▶ Assignment
Which lines in the entries below contain the string "Kayak"? Show each of them in full.

▶ Provided information
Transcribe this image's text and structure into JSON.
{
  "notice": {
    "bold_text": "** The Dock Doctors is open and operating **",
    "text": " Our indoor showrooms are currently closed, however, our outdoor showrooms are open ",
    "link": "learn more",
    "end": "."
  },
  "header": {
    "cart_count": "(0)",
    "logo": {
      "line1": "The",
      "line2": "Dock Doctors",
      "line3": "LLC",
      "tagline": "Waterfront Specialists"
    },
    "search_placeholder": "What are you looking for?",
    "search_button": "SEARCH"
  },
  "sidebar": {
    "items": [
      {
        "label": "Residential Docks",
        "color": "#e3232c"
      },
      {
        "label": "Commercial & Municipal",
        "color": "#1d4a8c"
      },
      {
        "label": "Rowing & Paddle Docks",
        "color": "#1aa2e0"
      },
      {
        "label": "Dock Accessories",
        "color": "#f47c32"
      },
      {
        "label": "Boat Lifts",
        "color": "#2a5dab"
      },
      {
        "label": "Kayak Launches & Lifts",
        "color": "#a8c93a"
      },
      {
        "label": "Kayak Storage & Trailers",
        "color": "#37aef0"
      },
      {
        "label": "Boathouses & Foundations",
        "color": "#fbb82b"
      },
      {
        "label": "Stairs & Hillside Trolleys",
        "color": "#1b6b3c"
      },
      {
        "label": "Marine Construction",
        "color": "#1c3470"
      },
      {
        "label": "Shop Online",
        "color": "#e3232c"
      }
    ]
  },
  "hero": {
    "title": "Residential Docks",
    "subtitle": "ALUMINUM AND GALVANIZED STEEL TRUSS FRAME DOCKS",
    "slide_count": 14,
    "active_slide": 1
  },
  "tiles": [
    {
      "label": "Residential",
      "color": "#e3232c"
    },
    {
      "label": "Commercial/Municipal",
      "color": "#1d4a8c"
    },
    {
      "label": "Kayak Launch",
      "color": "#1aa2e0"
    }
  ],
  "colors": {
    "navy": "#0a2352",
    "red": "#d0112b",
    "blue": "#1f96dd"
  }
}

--

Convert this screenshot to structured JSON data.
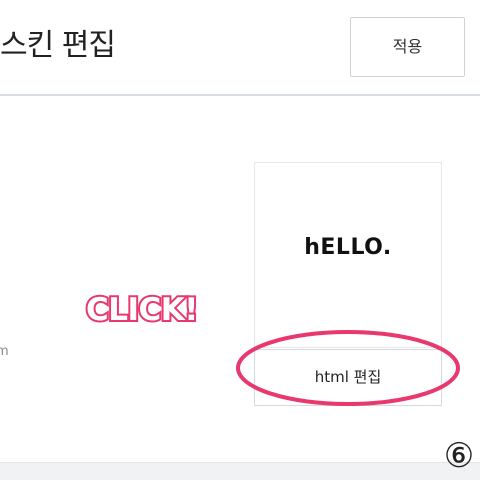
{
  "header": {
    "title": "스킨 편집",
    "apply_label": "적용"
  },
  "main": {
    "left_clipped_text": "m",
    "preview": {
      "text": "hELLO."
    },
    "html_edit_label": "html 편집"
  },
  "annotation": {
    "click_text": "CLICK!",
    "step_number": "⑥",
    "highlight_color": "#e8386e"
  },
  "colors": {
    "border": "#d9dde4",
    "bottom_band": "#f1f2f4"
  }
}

▶ Answer to this exercise
        "label": "Kayak Launches & Lifts",
        "label": "Kayak Storage & Trailers",
      "label": "Kayak Launch",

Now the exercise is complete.